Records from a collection
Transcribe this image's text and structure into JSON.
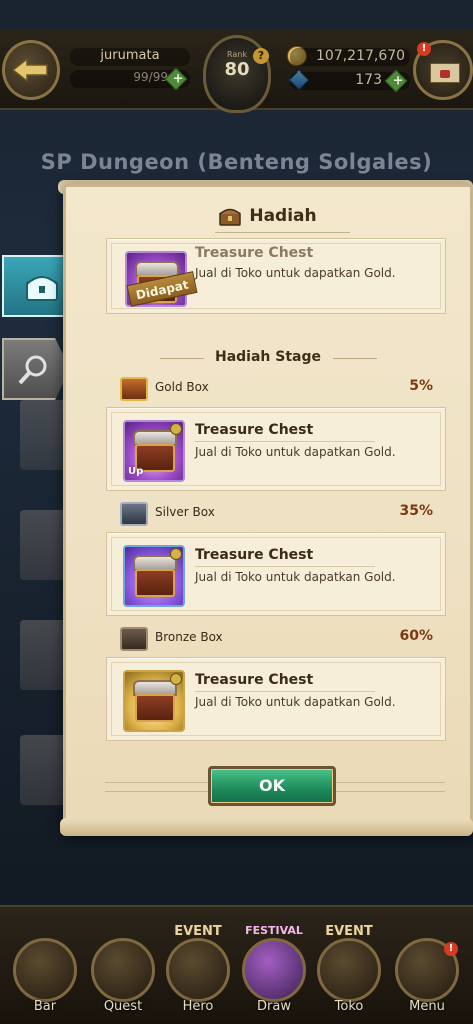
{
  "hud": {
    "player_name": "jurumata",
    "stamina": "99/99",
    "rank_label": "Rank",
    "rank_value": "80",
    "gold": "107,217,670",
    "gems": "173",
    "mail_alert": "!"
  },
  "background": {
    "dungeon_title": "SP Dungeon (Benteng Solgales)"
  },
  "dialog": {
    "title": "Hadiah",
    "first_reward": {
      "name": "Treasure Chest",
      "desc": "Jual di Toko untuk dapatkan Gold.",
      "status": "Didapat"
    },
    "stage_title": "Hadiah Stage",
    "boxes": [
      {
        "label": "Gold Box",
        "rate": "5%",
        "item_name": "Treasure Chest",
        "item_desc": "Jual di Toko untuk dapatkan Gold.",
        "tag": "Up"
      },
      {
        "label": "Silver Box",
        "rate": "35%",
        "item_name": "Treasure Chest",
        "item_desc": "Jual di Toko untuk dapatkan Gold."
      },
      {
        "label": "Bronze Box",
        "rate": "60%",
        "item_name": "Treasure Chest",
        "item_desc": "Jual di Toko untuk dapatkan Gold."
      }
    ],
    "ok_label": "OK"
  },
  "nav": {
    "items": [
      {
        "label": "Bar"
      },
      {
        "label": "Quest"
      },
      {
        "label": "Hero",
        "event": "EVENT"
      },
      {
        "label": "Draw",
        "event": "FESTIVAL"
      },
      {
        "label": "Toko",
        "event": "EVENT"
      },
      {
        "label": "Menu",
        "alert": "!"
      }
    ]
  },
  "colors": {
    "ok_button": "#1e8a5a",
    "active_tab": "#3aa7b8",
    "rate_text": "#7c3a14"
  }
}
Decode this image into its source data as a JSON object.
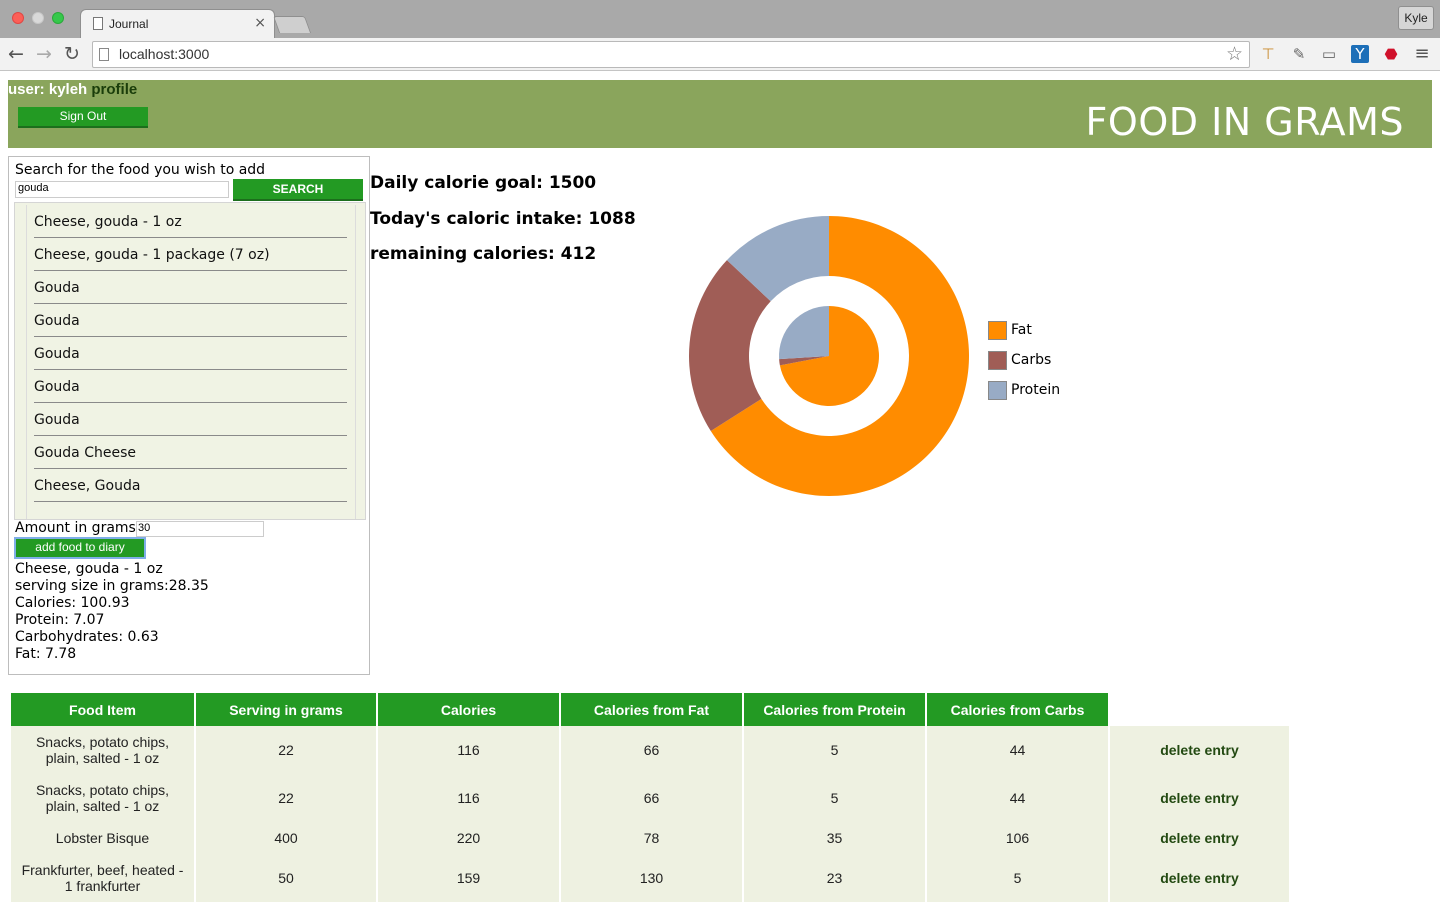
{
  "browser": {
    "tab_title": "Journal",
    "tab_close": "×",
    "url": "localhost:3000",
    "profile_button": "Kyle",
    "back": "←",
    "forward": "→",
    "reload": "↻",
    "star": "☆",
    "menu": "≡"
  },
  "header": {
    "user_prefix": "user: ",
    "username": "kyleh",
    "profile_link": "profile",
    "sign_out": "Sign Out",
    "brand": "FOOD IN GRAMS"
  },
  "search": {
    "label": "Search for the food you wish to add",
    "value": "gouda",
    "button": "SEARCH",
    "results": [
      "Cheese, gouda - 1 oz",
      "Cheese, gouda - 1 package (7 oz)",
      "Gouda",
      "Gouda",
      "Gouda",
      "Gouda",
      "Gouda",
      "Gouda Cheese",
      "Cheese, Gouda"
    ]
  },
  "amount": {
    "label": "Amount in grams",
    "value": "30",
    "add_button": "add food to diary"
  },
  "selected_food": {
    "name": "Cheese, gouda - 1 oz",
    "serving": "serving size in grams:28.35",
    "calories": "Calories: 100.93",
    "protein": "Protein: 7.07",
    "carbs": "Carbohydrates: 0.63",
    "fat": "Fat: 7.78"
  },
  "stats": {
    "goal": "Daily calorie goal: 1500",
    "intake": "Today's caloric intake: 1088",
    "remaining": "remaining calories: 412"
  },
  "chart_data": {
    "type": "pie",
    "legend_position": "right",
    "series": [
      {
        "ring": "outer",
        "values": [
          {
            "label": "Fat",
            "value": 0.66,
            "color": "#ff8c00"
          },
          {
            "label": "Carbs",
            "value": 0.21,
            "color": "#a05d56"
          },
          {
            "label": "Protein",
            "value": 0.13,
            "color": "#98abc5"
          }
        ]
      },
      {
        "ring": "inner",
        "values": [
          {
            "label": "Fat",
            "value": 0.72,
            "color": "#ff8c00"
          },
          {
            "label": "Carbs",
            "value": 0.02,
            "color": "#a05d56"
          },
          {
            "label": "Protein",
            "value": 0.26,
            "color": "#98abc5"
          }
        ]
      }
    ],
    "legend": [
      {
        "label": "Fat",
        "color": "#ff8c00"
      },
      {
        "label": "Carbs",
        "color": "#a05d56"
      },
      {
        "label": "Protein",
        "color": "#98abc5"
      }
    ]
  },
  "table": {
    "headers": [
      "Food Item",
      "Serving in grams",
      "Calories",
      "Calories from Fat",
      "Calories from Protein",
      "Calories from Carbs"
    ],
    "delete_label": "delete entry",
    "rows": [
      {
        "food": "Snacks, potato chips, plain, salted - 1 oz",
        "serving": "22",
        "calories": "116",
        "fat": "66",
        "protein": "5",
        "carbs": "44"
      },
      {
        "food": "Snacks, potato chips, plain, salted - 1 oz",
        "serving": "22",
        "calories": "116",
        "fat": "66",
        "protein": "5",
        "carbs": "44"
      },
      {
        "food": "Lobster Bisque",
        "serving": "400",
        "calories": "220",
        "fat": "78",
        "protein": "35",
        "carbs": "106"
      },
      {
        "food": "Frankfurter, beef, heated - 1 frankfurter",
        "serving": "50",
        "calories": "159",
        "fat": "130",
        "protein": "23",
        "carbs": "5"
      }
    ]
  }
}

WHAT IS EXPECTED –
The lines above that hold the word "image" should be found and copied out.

RESPONSE TO THIS EXERCISE –
Transcribe this image's text and structure into JSON.
Decode this image into its source data as a JSON object.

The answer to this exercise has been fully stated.